Adds Clark, "I’m not sure how anyone actually makes it in this profession if they sit back and wait for work to come their way. All of my marketing efforts are targeted and reach a number of different markets. And the newsletter, in particular, has proven to be very effective."

The newsletter is Clark’s crowning marketing achievement. He does what so many pros do—blogging and tweeting and emailing and calling—but it’s his newsletter that sets him apart. With the dense PDF that looks more like a real magazine than a flimsy flyer, prospective clients remember him.


Portrait of Nicolas Danan just after a free dive.

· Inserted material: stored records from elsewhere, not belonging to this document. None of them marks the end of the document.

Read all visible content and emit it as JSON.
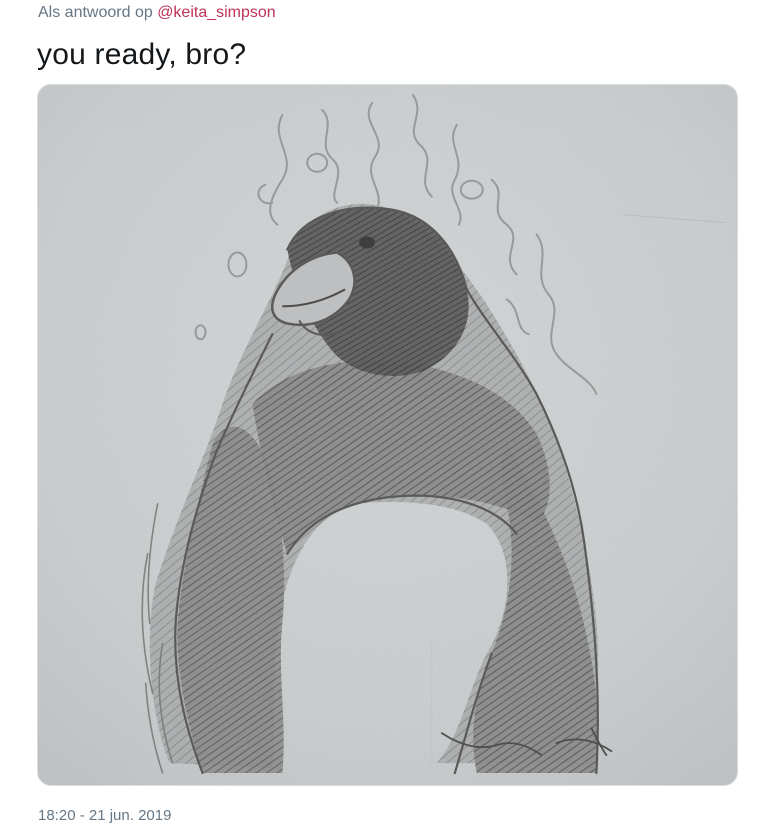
{
  "reply": {
    "prefix": "Als antwoord op",
    "mention": "@keita_simpson"
  },
  "tweet": {
    "text": "you ready, bro?",
    "timestamp": "18:20 - 21 jun. 2019"
  },
  "media": {
    "kind": "photo",
    "subject": "pencil-sketch",
    "colors": {
      "paper": "#c9cccd",
      "graphite": "#6a6a6a"
    }
  }
}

"There are more photographers trying to make a living right now than there ever have been before," Clark says. "There are literally hundreds of new photographers entering the field every day. So to set yourself apart from the pack, you not only have to create excellent images, but you also have to promote yourself in a manner where clients can actually find you—and remember your work."

Marketing lands Clark new assignments from new clients, including adventure sports that he’s never tried. Some of them he never will.

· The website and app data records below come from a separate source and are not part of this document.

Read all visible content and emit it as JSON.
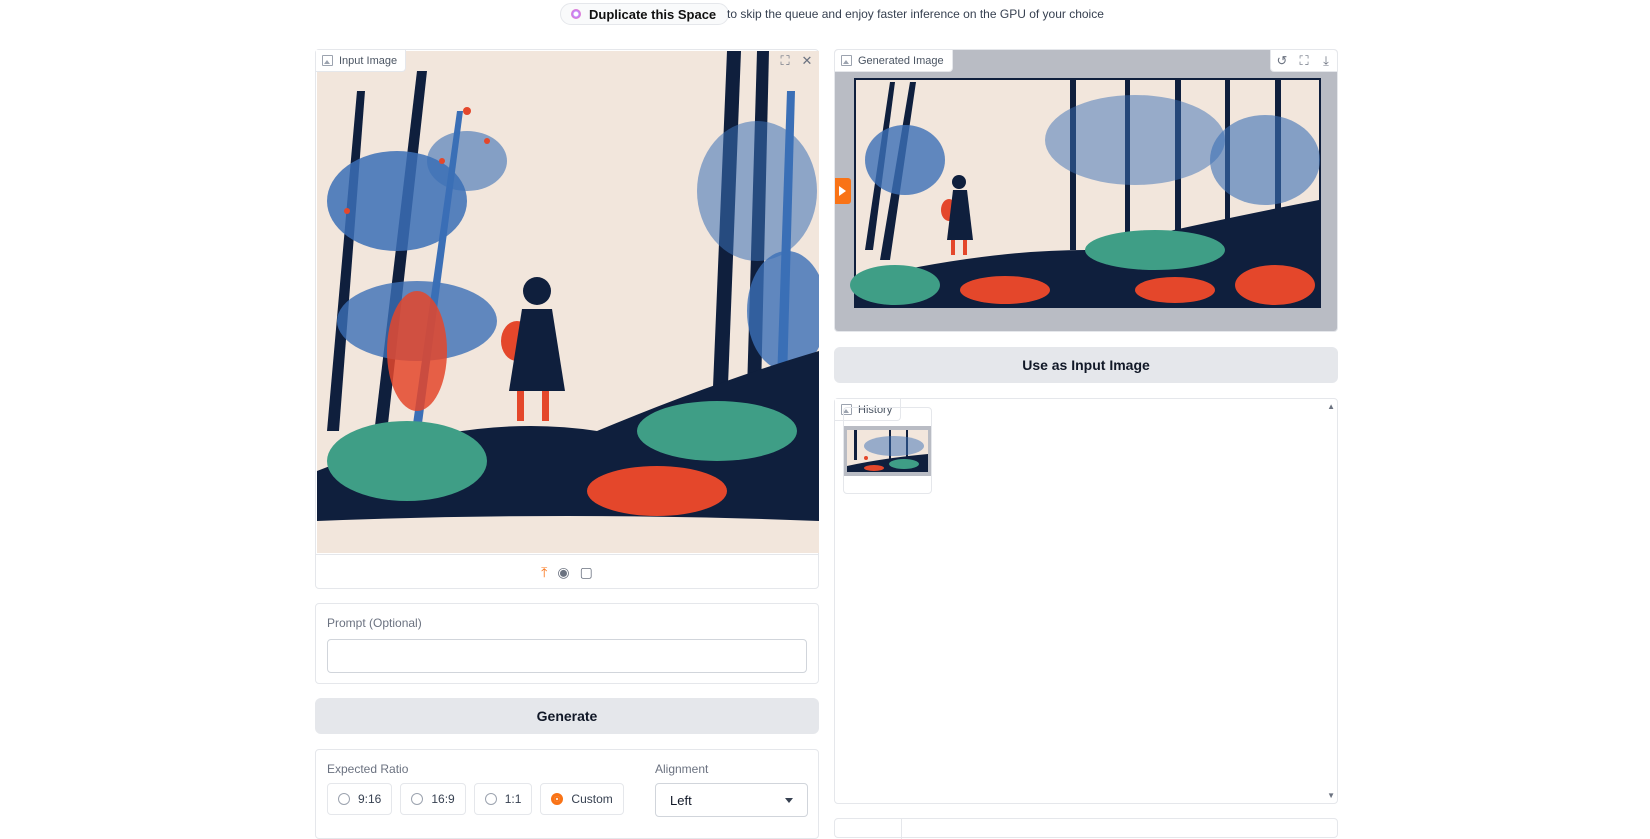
{
  "banner": {
    "duplicate_label": "Duplicate this Space",
    "duplicate_note": "to skip the queue and enjoy faster inference on the GPU of your choice"
  },
  "input_image": {
    "label": "Input Image",
    "icons": [
      "fullscreen-icon",
      "close-icon",
      "upload-icon",
      "webcam-icon",
      "clipboard-icon"
    ]
  },
  "prompt": {
    "label": "Prompt (Optional)",
    "value": "",
    "placeholder": ""
  },
  "generate": {
    "label": "Generate"
  },
  "ratio": {
    "label": "Expected Ratio",
    "options": [
      "9:16",
      "16:9",
      "1:1",
      "Custom"
    ],
    "selected": "Custom"
  },
  "alignment": {
    "label": "Alignment",
    "value": "Left"
  },
  "generated_image": {
    "label": "Generated Image",
    "icons": [
      "undo-icon",
      "fullscreen-icon",
      "download-icon"
    ]
  },
  "use_input": {
    "label": "Use as Input Image"
  },
  "history": {
    "label": "History"
  },
  "colors": {
    "accent": "#f97316",
    "navy": "#0f1f3d",
    "blue": "#3b6fb6",
    "teal": "#3f9e86",
    "red": "#e4472b",
    "paper": "#f2e6dc"
  }
}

"Red Bull is one of my favorite clients to shoot for," he says, "and they’ve chosen me as one of their guys in North America to shoot athletes where they want to push the envelope and do something that has never been done before. The last thing I did for them was paragliding. Talking to the art director, I suggested we strobe some paragliding. It had never been done because everything is in the air. So we did it. We found a location where they could fly next to a ridge and got some images that were unlike anything else out there.

"The wingsuit base jumpers," Clark continues, "there were three guys, they jumped three times, and I had one second each time. I’m not a base jumper. That’s one of the world’s most dangerous activities, by far. And these guys have 17,000 jumps each. They’re basically the best base jumpers in the world. The art buyer is there, they’ve spent $30,000 or $40,000 to get things in place, and I had nine seconds for that entire photo shoot. They had to get air under their wings within five seconds or they’d crash into a ledge, and then they immediately had to make a left turn. They’re doing, like, 150 mph within five seconds. Due to the technical nature of it, they only did it three times each for three jumpers—one second each jump before they’re just a dot in the canyon. I had two cameras wirelessly set up so that every time I shot at 9 fps, I was getting three times as many pictures."

I would say that my success as a photographer is definitely directly related to the effort I put into my profession," he says. "Passion, and the energy created therein, is definitely an important part of my work. I work my buns off. That’s something I learned early on, something instilled in me by my parents. You’ve got to work harder, be more efficient and have more creative work than anybody else out there if you want to make it.

Clark certainly appreciates an adventure, but there’s no way he was jumping off a cliff. He knows from personal experience—hanging by a literal thread over a canyon floor—that cheating death is no fun. It’s simply terrifying.

"I wa
s fairly nervous," he says, "and still am every time I get on a rope. I’ve fallen into quicksand, been hit by a giant boulder falling off a cliff that could have ripped my upper torso in half, but glanced off my back somehow… I’ve probably had six or seven of my nine lives used up, but that’s just part of it. It could happen walking down the sidewalk."

Asks Clark, "Have I pushed the envelope? Not me. If somebody dies, it kind of negates the fun factor. You gotta know what you’re doing, 100 percent.

To see more of Michael Clark’s photography, go to michaelclarkphoto.com.

Leave a Reply

Menu